··· Entries shown ···

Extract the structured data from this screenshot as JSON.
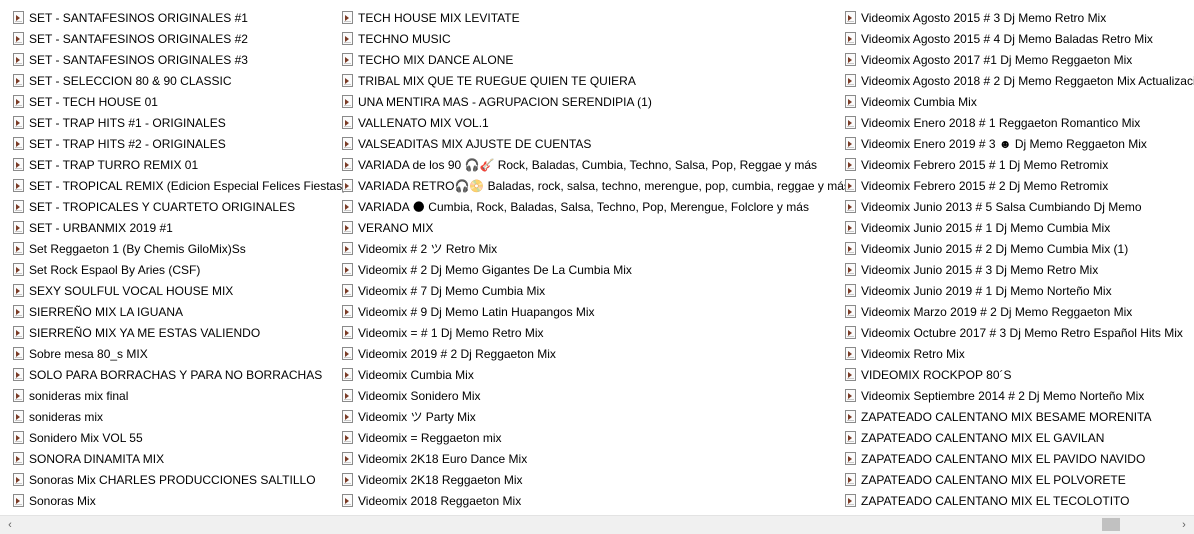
{
  "files": {
    "col1": [
      "SET - SANTAFESINOS ORIGINALES #1",
      "SET - SANTAFESINOS ORIGINALES #2",
      "SET - SANTAFESINOS ORIGINALES #3",
      "SET - SELECCION 80 & 90 CLASSIC",
      "SET - TECH HOUSE 01",
      "SET - TRAP HITS #1 - ORIGINALES",
      "SET - TRAP HITS #2 - ORIGINALES",
      "SET - TRAP TURRO REMIX 01",
      "SET - TROPICAL REMIX (Edicion Especial Felices Fiestas)",
      "SET - TROPICALES Y CUARTETO ORIGINALES",
      "SET - URBANMIX 2019  #1",
      "Set Reggaeton 1 (By Chemis GiloMix)Ss",
      "Set Rock Espaol By Aries (CSF)",
      "SEXY SOULFUL VOCAL HOUSE MIX",
      "SIERREÑO MIX LA IGUANA",
      "SIERREÑO MIX YA ME ESTAS VALIENDO",
      "Sobre mesa 80_s  MIX",
      "SOLO PARA BORRACHAS Y PARA NO BORRACHAS",
      "sonideras mix final",
      "sonideras mix",
      "Sonidero Mix VOL 55",
      "SONORA DINAMITA MIX",
      "Sonoras Mix CHARLES PRODUCCIONES SALTILLO",
      "Sonoras Mix"
    ],
    "col2": [
      "TECH HOUSE MIX LEVITATE",
      "TECHNO MUSIC",
      "TECHO MIX DANCE ALONE",
      "TRIBAL MIX QUE TE RUEGUE QUIEN TE QUIERA",
      "UNA MENTIRA MAS - AGRUPACION SERENDIPIA (1)",
      "VALLENATO MIX VOL.1",
      "VALSEADITAS MIX AJUSTE DE CUENTAS",
      "VARIADA de los 90 🎧🎸 Rock, Baladas, Cumbia, Techno, Salsa, Pop, Reggae y más",
      "VARIADA RETRO🎧📀 Baladas, rock, salsa, techno, merengue, pop, cumbia, reggae y más",
      "VARIADA 🌑 Cumbia, Rock, Baladas, Salsa, Techno, Pop, Merengue, Folclore y más",
      "VERANO MIX",
      "Videomix  # 2  ツ Retro Mix",
      "Videomix  # 2 Dj Memo Gigantes De La Cumbia Mix",
      "Videomix  # 7 Dj Memo Cumbia Mix",
      "Videomix  # 9 Dj Memo Latin Huapangos Mix",
      "Videomix  = # 1 Dj Memo Retro Mix",
      "Videomix  2019 # 2 Dj  Reggaeton Mix",
      "Videomix  Cumbia Mix",
      "Videomix  Sonidero Mix",
      "Videomix  ツ  Party Mix",
      "Videomix = Reggaeton mix",
      "Videomix 2K18 Euro Dance Mix",
      "Videomix 2K18 Reggaeton Mix",
      "Videomix 2018 Reggaeton Mix"
    ],
    "col3": [
      "Videomix Agosto 2015 # 3 Dj Memo Retro Mix",
      "Videomix Agosto 2015 # 4 Dj Memo Baladas Retro Mix",
      "Videomix Agosto 2017 #1 Dj Memo Reggaeton Mix",
      "Videomix Agosto 2018 # 2 Dj Memo Reggaeton Mix Actualizaci",
      "Videomix Cumbia Mix",
      "Videomix Enero 2018 # 1 Reggaeton Romantico Mix",
      "Videomix Enero 2019 # 3 ☻ Dj Memo Reggaeton Mix",
      "Videomix Febrero 2015 # 1 Dj Memo Retromix",
      "Videomix Febrero 2015 # 2 Dj Memo Retromix",
      "Videomix Junio 2013 # 5 Salsa Cumbiando Dj Memo",
      "Videomix Junio 2015 # 1 Dj Memo Cumbia Mix",
      "Videomix Junio 2015 # 2 Dj Memo Cumbia Mix (1)",
      "Videomix Junio 2015 # 3 Dj Memo Retro Mix",
      "Videomix Junio 2019 # 1 Dj Memo Norteño Mix",
      "Videomix Marzo 2019 # 2 Dj Memo Reggaeton Mix",
      "Videomix Octubre 2017 # 3 Dj Memo Retro Español Hits Mix",
      "Videomix Retro Mix",
      "VIDEOMIX ROCKPOP 80´S",
      "Videomix Septiembre 2014 # 2 Dj Memo Norteño Mix",
      "ZAPATEADO CALENTANO MIX BESAME MORENITA",
      "ZAPATEADO CALENTANO MIX EL GAVILAN",
      "ZAPATEADO CALENTANO MIX EL PAVIDO NAVIDO",
      "ZAPATEADO CALENTANO MIX EL POLVORETE",
      "ZAPATEADO CALENTANO MIX EL TECOLOTITO"
    ]
  },
  "icons": {
    "file": "video-file-icon",
    "scroll_left": "‹",
    "scroll_right": "›"
  },
  "colors": {
    "scroll_track": "#f0f0f0",
    "scroll_thumb": "#c1c1c1"
  }
}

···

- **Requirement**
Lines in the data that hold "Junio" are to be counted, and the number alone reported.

- **Expected answer**
5